ELMONT, NY, July 7, 2012—Before the three favorites lined up in today’s Grade 2 Suburban Handicap, it was expected to provide a moment of truth for each and all.

Will To Honor And Serve take the next step toward what was promised after he ran so fast, and so convincingly in the Remsen, way back in the fall of his 2-year-old season?

Will the Horse of the Year tack taken by Team Repole/Pletcher—a second half summer-fall campaign--prove the one to put them on the proper path?

Has Mucho Macho Man, who only turned 4 on June 15, grown into his big frame and is he ready to deliver on the promise he showed at Gulfstream Park this winter?

And you know what they say about potential in sports, right; the one about it’s the heaviest burden for an athlete branded as such? It certainly was clear; something had to give.

To Honor And Serve was warm in the paddock--but then which horse wasn’t—but he had every chance and failed to seriously threaten when the real running started. “No apparent excuse,” said trainer Bill Mott.

Stay Thirsty cranked up to make a bid at the three-eighths pole, a rally that lasted all of a sixteenth of a mile. He beat two horses.

As it turns out, Mucho Macho Man’s South Florida campaign was no mirage. The phantasm was the Alysheba, in which he was a non-threatening third by seven lengths to Successful Dan. It was the first time since early in his 3-year-old season that he lost ground through deep stretch.

But not in the Suburban. Mucho Macho Man was a star again today, beating a deep field of handicap runners, stalking the pace as easy as you please, took two sided pressure into the stretch then, as the racetrackers say, he walked his beat.

“I couldn’t believe how easy he beat them. I mean, you put that bunch in the Breeders’ Cup Classic, your favorite is going to come out of this race.”

The Suburban pace was as honest as it gets at this level, :23.06 then followed by a :22.62. Trickmeister, ridden by Ramon Dominguez, who stayed with this runner and not MMM, was setting it and Smith was content to stalk—and he was stalking comfortably, thank you.

Positions remained virtually unchanged, with THAS stalking from third, still in the thick of contention at that point. But after hitting the eighth pole two in front in 1:33.82, Macho Man raced his final furlong in :12.76, stopping the timer in a very worthy 1:46.58 for nine furlongs.

“For a big horse, he’s quick,” Smith said. “Every step was a winning one. I’m shocked at how impressive he was. I didn’t touch him.”

And neither could the competition.
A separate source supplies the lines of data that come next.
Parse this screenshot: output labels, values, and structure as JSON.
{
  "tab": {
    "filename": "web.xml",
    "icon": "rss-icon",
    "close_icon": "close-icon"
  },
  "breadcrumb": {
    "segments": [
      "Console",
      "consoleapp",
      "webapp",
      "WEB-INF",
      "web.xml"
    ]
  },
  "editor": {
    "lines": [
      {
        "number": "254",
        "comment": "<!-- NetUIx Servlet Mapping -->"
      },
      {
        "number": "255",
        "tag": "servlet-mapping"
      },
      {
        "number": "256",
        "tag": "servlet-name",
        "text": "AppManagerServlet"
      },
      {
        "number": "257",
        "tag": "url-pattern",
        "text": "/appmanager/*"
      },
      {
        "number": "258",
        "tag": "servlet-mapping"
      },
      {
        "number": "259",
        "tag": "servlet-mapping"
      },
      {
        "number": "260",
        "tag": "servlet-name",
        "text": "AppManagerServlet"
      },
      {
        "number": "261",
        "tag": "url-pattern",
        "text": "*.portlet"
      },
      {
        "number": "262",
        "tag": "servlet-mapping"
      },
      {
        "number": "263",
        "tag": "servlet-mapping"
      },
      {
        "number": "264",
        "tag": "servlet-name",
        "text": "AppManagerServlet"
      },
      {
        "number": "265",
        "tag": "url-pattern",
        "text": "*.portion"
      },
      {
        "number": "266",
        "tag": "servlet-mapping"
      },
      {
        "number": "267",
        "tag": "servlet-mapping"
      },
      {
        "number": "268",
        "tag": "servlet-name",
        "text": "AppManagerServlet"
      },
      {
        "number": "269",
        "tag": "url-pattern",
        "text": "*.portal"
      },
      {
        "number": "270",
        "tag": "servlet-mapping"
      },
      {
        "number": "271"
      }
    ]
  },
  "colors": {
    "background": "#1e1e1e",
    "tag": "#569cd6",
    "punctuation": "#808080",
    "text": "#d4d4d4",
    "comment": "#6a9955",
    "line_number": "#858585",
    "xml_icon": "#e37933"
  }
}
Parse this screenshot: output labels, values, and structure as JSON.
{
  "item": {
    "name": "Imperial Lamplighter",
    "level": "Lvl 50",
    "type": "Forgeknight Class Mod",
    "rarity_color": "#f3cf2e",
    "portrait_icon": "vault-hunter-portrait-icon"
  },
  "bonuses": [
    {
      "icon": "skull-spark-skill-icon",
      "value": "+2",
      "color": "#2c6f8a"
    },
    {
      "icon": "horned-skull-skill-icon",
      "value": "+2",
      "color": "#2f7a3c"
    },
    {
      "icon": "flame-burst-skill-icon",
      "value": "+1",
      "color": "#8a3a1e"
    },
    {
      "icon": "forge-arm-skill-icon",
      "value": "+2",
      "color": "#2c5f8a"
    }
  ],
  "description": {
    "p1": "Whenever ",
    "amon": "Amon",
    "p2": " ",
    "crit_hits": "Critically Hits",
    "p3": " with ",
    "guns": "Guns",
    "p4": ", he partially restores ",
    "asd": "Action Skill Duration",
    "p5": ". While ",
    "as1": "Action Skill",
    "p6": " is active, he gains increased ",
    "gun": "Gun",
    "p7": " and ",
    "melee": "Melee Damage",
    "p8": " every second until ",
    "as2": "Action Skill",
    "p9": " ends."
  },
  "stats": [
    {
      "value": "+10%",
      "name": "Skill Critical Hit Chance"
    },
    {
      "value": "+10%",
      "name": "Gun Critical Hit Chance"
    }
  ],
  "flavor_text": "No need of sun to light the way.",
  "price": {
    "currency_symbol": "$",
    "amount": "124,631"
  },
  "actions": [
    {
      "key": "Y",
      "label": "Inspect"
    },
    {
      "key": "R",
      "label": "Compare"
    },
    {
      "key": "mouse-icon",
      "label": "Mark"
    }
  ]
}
Mucho Macho Man is back. He can hardly get much bigger but imagine what would he would be if he got even stronger.

“We’re so excited, that was fabulous,” said winning trainer Kathy Ritvo. “He likes to be here, he likes the racetrack here. We’ll make sure he comes back great, take it slow, and see what happens. What a great day!”

HAIL TO THE CHIEF

The prelude, the Grade 3 Victory Ride for 3-year-old fillies, was about seeing see how undefeated state-bred Agave Kiss would acquit herself in open graded company for the second time. Actually, not very well.

Not after Jamaican Smoke ran her into the ground, putting the pressure on throughout. AK could not overcome both the equine heat and the inside post. As a result of dueling with Jamaican Smoke, the $330,239 bet to show on the formerly undefeated filly went up in flames as well, leading to the usual bizarre show payoffs.

The hot pace set the table for a closer, which turned out to be Emma’s Encore, paying $80 to win and $61 to show.

“She worked very well and she’d been doing very well but I was being optimistic when I picked this race,” said the legendary Allen Jerkens, the architect of so many upsets that he earned the nickname “Giant Killer,” which still embarrasses him a bit. But the table had been set, and the Hall of Famer knew it.

“[Agave Kiss] just went so fast. It’s not speed favoring today, is it? A couple of times this meet, for some reason, jockeys go head and head and I don’t know what it is. It’s so nice to be back and win one,” said the man they call “Chief.”

And with the exception of the owners of Agave Kiss and the bridge jumpers that dumped $330K into the pool, nobody at Belmont Park was unhappy when this trainer upset the Victory Ride.

“We hadn’t been doing any good at all lately, so this really helps a lot.” Maybe there’s an owner out there, like Brenda Mercer, who might send Jerkens a runner.

“I never knew the lady before and then after she won she sold a half interest to Mr. Berger. I guess he’s pretty happy now, too. I know I am.”